- Mary Curzon (Weidenfeld & Nicolson, 1977)
- The National Trust Book of Great Houses in Britain (David R Godine, 1978)
- Napoleon 1812 (Weidenfeld and Nicolson, 1985)
- Lady Curzon's India: Letters of a Vicereine (Weidenfeld & Nicolson, 1985)
- Two Roads to Dodge City (Weidenfeld & Nicolson, 1986) with Adam Nicolson
- The Village in History (Weidenfeld & Nicolson, 1988) with Graham Nicholson and Jane Fawcett
- Counties of Britain: A Tudor Atlas by John Speed (Pavilion Books, 1988) with Alasdair Hawkyard
- Kent (Weidenfeld & Nicolson, 1988)
- The World of Jane Austen (Weidenfeld & Nicolson, 1991)
- Vita and Harold : The Letters of Vita Sackville-West and Harold Nicolson (G. P. Putnam's Sons, 1992) editor
- A Long Life: Memoirs (Weidenfeld & Nicolson, 1997)
- Virginia Woolf (Weidenfeld & Nicolson, 2000) (Lives series)
- Fanny Burney: The Mother of English Fiction (Short Books, 2002)
- Vita Sackville-West : Selected Writings (Palgrave Macmillan, 2002) editor with Mary Ann Caws
- The Queen and Us: The Second Elizabethan Age ( Weidenfeld & Nicolson, 2003)
- de-la-Noy, Michael (24 September 2004). "Obituary: Nigel Nicolson". The Guardian. Guardian News & Media Limited. Retrieved 21 May 2019.
- Laurence W. Martin. "The Bournemouth Affair: Britain's First Primary Election", The Journal of Politics, Vol. 22, No. 4. (Nov. 1960), pp. 654–81.

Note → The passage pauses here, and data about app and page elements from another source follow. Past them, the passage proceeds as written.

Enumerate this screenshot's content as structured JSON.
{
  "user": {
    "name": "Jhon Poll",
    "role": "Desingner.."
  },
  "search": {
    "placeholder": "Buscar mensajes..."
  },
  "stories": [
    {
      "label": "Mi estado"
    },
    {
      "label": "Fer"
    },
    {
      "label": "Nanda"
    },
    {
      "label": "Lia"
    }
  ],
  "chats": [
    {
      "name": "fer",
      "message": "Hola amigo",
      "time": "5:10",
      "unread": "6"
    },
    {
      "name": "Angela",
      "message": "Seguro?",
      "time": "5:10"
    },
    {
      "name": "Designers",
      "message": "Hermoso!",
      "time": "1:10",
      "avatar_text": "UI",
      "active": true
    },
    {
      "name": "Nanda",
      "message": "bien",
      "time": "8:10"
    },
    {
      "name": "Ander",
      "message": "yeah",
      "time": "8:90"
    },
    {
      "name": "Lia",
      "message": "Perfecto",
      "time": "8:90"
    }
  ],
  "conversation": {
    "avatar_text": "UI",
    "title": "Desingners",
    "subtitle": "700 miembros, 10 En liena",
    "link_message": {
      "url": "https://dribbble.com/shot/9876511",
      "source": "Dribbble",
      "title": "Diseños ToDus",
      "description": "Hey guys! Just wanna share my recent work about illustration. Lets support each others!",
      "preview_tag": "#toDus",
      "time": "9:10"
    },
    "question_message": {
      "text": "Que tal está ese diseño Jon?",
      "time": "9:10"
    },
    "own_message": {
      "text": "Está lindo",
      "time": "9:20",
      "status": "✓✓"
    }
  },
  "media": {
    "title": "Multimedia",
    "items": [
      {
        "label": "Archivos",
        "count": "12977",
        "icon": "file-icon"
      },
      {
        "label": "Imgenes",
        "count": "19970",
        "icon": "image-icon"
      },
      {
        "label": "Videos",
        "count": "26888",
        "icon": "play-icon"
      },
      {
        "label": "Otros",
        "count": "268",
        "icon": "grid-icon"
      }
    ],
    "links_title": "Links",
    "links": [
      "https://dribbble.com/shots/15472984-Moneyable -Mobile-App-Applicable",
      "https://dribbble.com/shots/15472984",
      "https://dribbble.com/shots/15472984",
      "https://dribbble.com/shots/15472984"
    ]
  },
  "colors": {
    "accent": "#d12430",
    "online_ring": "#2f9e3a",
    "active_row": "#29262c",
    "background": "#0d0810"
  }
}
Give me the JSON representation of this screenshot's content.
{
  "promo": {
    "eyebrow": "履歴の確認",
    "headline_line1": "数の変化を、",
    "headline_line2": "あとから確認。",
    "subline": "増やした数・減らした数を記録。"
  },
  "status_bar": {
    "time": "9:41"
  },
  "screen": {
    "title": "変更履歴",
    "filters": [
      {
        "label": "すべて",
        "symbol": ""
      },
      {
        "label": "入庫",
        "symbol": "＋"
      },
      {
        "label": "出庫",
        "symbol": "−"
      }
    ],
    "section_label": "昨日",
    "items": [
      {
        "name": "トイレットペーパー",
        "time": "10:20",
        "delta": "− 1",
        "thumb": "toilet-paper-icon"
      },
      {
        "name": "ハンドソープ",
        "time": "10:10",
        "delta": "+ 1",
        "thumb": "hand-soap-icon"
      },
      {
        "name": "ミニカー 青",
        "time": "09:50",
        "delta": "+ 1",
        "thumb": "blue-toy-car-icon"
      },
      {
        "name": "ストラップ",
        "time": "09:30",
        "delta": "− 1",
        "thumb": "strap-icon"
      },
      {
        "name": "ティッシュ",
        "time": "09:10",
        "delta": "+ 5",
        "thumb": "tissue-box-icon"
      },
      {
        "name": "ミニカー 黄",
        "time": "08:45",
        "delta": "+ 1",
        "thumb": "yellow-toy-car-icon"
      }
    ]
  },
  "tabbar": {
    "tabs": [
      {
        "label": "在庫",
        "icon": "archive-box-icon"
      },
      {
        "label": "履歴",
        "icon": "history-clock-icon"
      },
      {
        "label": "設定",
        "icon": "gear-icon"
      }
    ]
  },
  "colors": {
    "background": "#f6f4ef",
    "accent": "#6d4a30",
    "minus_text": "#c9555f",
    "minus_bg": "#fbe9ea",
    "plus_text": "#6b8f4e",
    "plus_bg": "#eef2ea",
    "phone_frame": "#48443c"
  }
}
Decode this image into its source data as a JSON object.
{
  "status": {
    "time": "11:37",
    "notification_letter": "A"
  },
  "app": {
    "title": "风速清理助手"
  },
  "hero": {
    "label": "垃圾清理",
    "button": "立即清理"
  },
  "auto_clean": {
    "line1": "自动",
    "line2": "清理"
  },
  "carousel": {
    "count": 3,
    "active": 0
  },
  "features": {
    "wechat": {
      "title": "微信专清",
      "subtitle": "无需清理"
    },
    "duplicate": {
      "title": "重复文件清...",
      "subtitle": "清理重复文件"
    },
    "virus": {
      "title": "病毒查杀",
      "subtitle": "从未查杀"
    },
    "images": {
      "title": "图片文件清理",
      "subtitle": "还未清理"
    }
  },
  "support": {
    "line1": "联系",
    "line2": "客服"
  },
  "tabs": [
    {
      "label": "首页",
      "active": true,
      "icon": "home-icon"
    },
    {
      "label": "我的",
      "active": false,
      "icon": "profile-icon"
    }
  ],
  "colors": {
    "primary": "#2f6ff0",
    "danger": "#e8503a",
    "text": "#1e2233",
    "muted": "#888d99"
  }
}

- de-la-Noy, Michael (24 September 2004). "Obituary: Nigel Nicolson". the Guardian. Retrieved 23 July 2018.
- "Nigel Nicolson". Retrieved 23 July 2018.